Detective Brenner then answered, "Probably to distribute drugs."
Not too long ago, we dealt with an issue similar to the one presented here. In State v. Miraballes, 392 N.J. Super. 342, 359 (App. Div. 2007), we observed that the prosecutor's hypothetical "constituted a summation of the State's entire case and then elicited an [expert] opinion that the '61-year-old Cuban woman' was responsible for the cemetery thefts that constituted the bulk of the charges [against the defendant]." We stated that the hypothetical "basically called on the expert to opine on the credibility of the State's case," and that the "thinly-veiled reference to [defendant as] the '61-year-old Cuban woman' did nothing to dispel any error because it was clear beyond doubt who that person was." Ibid. As such, we concluded that the hypothetical asked for an opinion on the defendant's guilt and that the question and answer were erroneously admitted. Ibid. Combined with a separate hypothetical, in which the prosecutor inserted the defendant's actual name, this error contributed heavily to our reversal and decision that the expert opinions in response to the prosecutor's hypotheticals had the capacity to affect the jury's verdict and were, therefore, not harmless. Id. at 361.

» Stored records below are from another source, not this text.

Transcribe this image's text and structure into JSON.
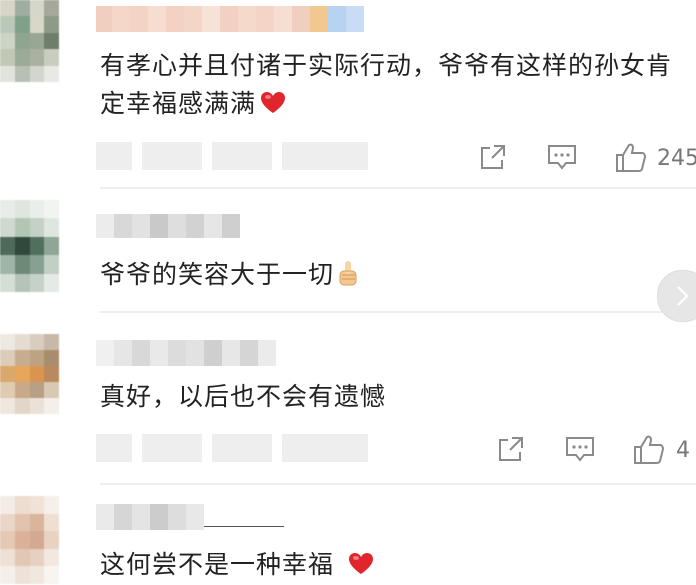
{
  "comments": [
    {
      "text": "有孝心并且付诸于实际行动，爷爷有这样的孙女肯定幸福感满满",
      "emoji": "red-heart",
      "like_count": "245"
    },
    {
      "text": "爷爷的笑容大于一切",
      "emoji": "thumbs-up"
    },
    {
      "text": "真好，以后也不会有遗憾",
      "like_count": "4"
    },
    {
      "text": "这何尝不是一种幸福",
      "emoji": "red-heart"
    }
  ],
  "colors": {
    "text": "#222222",
    "icon": "#8a8a8a",
    "divider": "#eeeeee",
    "heart": "#e0262c"
  }
}
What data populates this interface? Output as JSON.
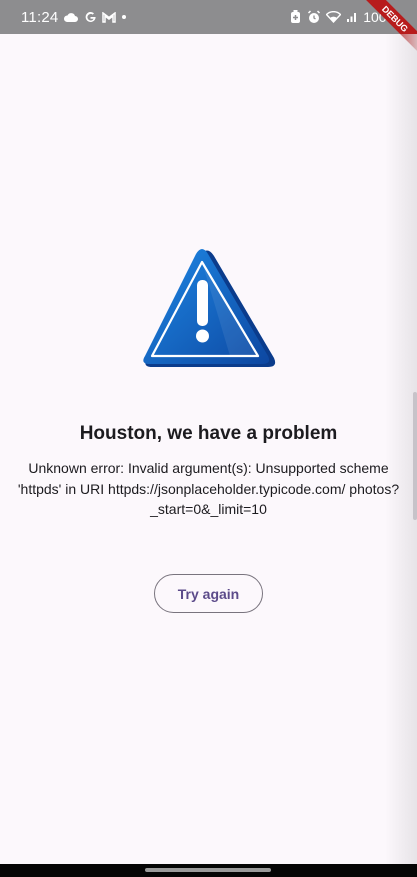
{
  "status_bar": {
    "time": "11:24",
    "left_icons": [
      "cloud-icon",
      "google-icon",
      "gmail-icon",
      "notification-dot-icon"
    ],
    "battery": "100%",
    "right_icons": [
      "battery-saver-icon",
      "alarm-icon",
      "wifi-icon",
      "signal-icon"
    ]
  },
  "debug_banner": {
    "label": "DEBUG"
  },
  "error": {
    "icon": "warning-icon",
    "title": "Houston, we have a problem",
    "message": "Unknown error: Invalid argument(s): Unsupported scheme 'httpds' in URI httpds://jsonplaceholder.typicode.com/ photos?_start=0&_limit=10"
  },
  "actions": {
    "retry_label": "Try again"
  },
  "colors": {
    "accent": "#5c4b8a",
    "background": "#fcf8fc",
    "warning_blue": "#1565c0",
    "debug_red": "#b71c1c"
  }
}
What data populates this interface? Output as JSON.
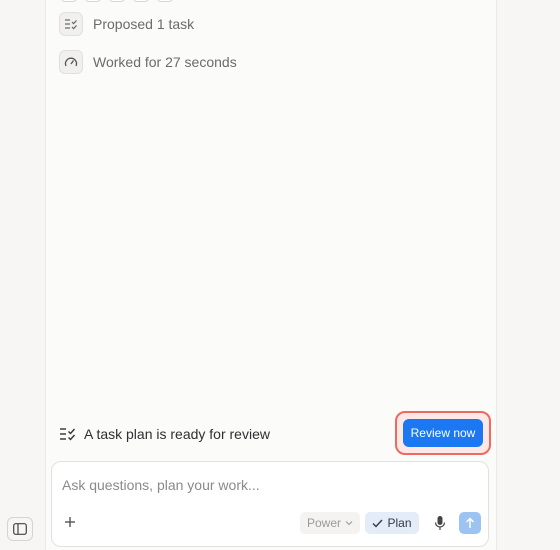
{
  "steps": [
    {
      "label": "Proposed 1 task",
      "icon": "task-list-icon"
    },
    {
      "label": "Worked for 27 seconds",
      "icon": "speedometer-icon"
    }
  ],
  "review": {
    "message": "A task plan is ready for review",
    "button_label": "Review now",
    "icon": "task-list-icon"
  },
  "composer": {
    "placeholder": "Ask questions, plan your work...",
    "value": "",
    "model_label": "Power",
    "plan_label": "Plan"
  },
  "colors": {
    "accent": "#1b78f2",
    "highlight": "#ee6a5e",
    "send_disabled": "#9cc3f2",
    "plan_active_bg": "#e4ecf7"
  }
}
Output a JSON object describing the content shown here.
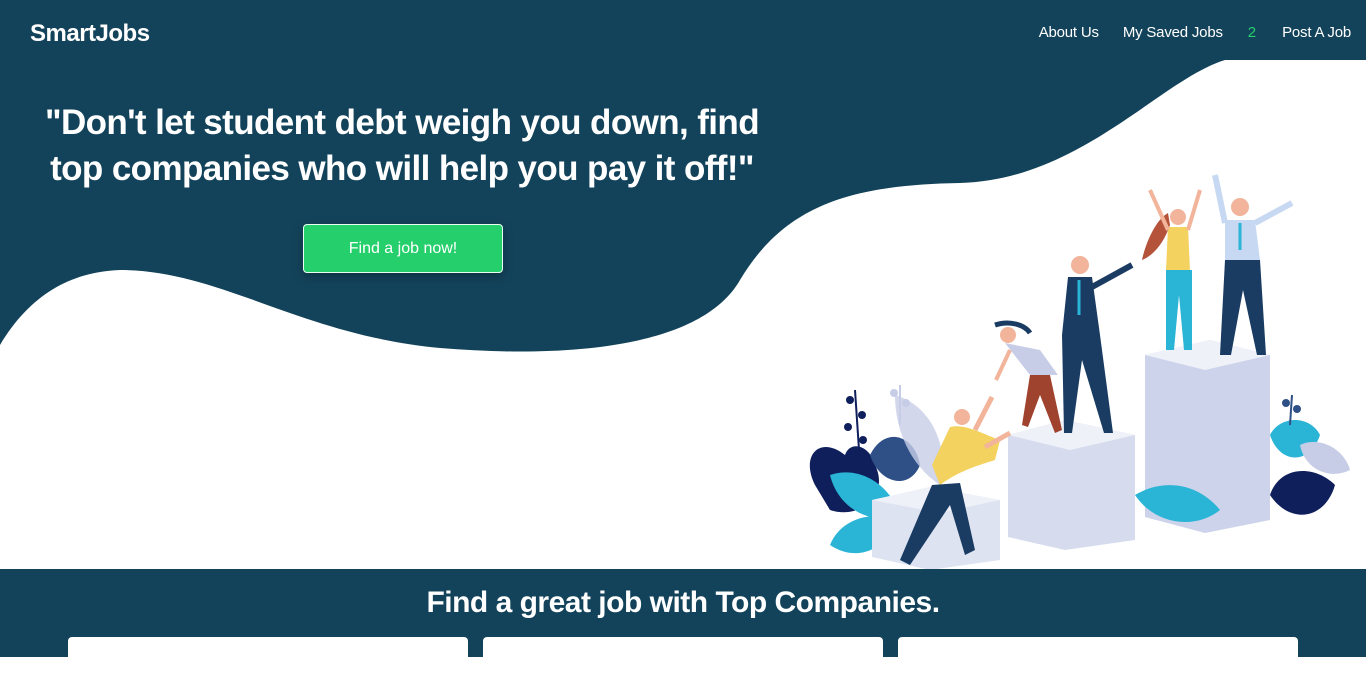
{
  "nav": {
    "brand": "SmartJobs",
    "about_label": "About Us",
    "saved_label": "My Saved Jobs",
    "saved_count": "2",
    "post_label": "Post A Job"
  },
  "hero": {
    "quote": "\"Don't let student debt weigh you down, find top companies who will help you pay it off!\"",
    "cta_label": "Find a job now!"
  },
  "companies_section": {
    "title": "Find a great job with Top Companies."
  },
  "colors": {
    "primary_dark": "#13435a",
    "accent_green": "#25cf6b",
    "background": "#ffffff"
  }
}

Here, Detective Powell provided undisputed testimony that defendant was the only target of the drug investigation. We emphasize that during Powell's testimony the term "target" was used to describe defendant because, subsequently, during Detective Brenner's testimony, the prosecutor used the same term repeatedly. The "target" in the prosecutor's hypothetical was undoubtedly a "thinly-veiled reference" to defendant. Miraballes, supra, 392 N.J. Super. at 359. As such, Detective Brenner's testimony that the "target" was "[p]robably . . . distribut[ing] drugs" amounted to an impermissible opinion that defendant was guilty of the crime charged. See Odom, supra, 116 N.J. at 77. Just as a prosecutor cannot use a criminal defendant's actual name in a hypothetical, id. at 82, a prosecutor likewise cannot use a term that clearly references the defendant, such as the use of "61-year-old Cuban woman" to indicate the defendant in Miraballes. Here, but for the prosecutor earlier identifying defendant as the only target of the search warrant, the hypothetical would not have been objectionable. We conclude, therefore, that the judge mistakenly exercised her discretion allowing such opinion testimony.
Because of the prejudice to defendant as a result of the prosecutor's flawed hypothetical, we reverse and remand this case for a new trial before an impartial jury on all issues, including defendant's conviction for fourth-degree unlawful possession of hollow-nose bullets.*fn2
Reversed and remanded for a new trial.